[282] On the thirty-fifth orbit around the Moon Lunar Orbiter IV experienced worsening readout difficulties. These brought a quick decision to cut the Bimat to escape the high probability that the Bimat would stick to the film, thus ending the photographic mission. At this time the photographic subsystem had exposed and processed 163 frames. Ground control successfully commanded Lunar Orbiter IV to cut the Bimat, but final readout presented more problems.23
The erroneous encoder signals hindered film transport from the take-up spool considerably, and ground control had to improvise a non-standard procedure to get around this condition. Sending false picture-taking commands, mission controllers inched the film towards the take-up spool and then moved short segments of film back through the readout gate. Using this procedure they successfully recovered 13 additional frames at the end of the film which might otherwise have remained between the processor and the readout looper. Then ground control sent commands to the spacecraft to apply tension throughout the film system. Following this the system responded normally to readout operations. Only 30 of the 163 frames which had been exposed remained to be recovered. NASA ground stations completed final readout on June 1.24
[283] Lunar Orbiter IV photography had covered 99% of the Moon's near side at a resolution exceeding by ten times the best Earth-based telescopic photography. This coverage revealed significant, heretofore unknown, geological detail in the polar and limb regions of the Moon. Unofficially the Orbiter IV photography increased to 80% the coverage of the far side of the Moon obtained during the first four Orbiter missions. These accomplishments attested to the high degree of organization in the flight operations of the fourth mission in the face of the problems that had been encountered.25

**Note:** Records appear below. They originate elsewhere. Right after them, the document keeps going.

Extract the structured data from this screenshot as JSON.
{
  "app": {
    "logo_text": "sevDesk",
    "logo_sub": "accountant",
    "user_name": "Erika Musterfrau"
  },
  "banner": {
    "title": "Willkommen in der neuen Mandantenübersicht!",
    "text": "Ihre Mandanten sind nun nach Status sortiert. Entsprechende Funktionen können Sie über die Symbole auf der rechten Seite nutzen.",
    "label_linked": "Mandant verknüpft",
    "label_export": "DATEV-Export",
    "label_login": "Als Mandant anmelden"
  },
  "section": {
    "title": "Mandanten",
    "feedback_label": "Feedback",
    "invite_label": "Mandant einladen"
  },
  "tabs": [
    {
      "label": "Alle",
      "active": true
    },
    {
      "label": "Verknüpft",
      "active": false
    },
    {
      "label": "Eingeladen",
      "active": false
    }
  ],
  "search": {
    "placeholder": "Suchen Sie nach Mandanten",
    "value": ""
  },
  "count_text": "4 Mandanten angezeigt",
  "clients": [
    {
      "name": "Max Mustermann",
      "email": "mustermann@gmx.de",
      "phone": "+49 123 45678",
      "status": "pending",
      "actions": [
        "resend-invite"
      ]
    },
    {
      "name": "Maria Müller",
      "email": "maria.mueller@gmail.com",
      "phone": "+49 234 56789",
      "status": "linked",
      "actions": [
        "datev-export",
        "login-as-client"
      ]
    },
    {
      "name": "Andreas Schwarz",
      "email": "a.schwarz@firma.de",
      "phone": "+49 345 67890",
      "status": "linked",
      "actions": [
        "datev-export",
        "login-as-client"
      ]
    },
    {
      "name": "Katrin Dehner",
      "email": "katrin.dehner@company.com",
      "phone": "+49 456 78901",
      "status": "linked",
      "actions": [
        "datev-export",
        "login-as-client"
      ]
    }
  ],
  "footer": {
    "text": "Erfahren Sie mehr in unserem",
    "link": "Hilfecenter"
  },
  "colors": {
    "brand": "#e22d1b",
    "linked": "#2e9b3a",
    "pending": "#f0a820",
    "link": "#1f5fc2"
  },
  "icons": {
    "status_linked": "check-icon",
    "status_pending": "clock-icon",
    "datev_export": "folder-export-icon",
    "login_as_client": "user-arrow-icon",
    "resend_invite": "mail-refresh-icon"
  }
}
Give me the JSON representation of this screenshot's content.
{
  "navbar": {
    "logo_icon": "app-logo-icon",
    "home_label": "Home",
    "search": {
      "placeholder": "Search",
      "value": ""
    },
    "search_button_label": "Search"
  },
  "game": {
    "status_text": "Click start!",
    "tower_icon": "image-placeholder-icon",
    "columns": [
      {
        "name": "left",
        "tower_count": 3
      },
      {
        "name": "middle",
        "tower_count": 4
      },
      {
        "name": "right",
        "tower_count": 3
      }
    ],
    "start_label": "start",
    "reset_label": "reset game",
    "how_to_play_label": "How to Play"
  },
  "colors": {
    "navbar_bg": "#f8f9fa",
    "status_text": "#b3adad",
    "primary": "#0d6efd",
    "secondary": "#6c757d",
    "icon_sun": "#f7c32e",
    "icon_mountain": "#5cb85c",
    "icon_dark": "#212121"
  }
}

Its photographic mission ended, Lunar Orbiter IV proceeded into its extended mission. Program officials planned to change the spacecraft's orbit so that it would approximate that planned for Lunar Orbiter V. The additional information which ground control could obtain about the Moon's gravitational environment by tracking Lunar Orbiter IV and analyzing the telemetry data would prove valuable in planning the final Orbiter mission. In addition ground stations continued to track the second and third Orbiters. Lunar Orbiter II, launched in November 1966, was moving [284] closer to the Moon's surface on an inevitable collision course. Program Officials planned to raise its orbit, thus extending its lifetime. Lunar Orbiter III would undergo a plane change in its orbit in addition to having it raised. The change would provide new data on the lunar gravitational field for use in further mission planning and in the Apollo Program.26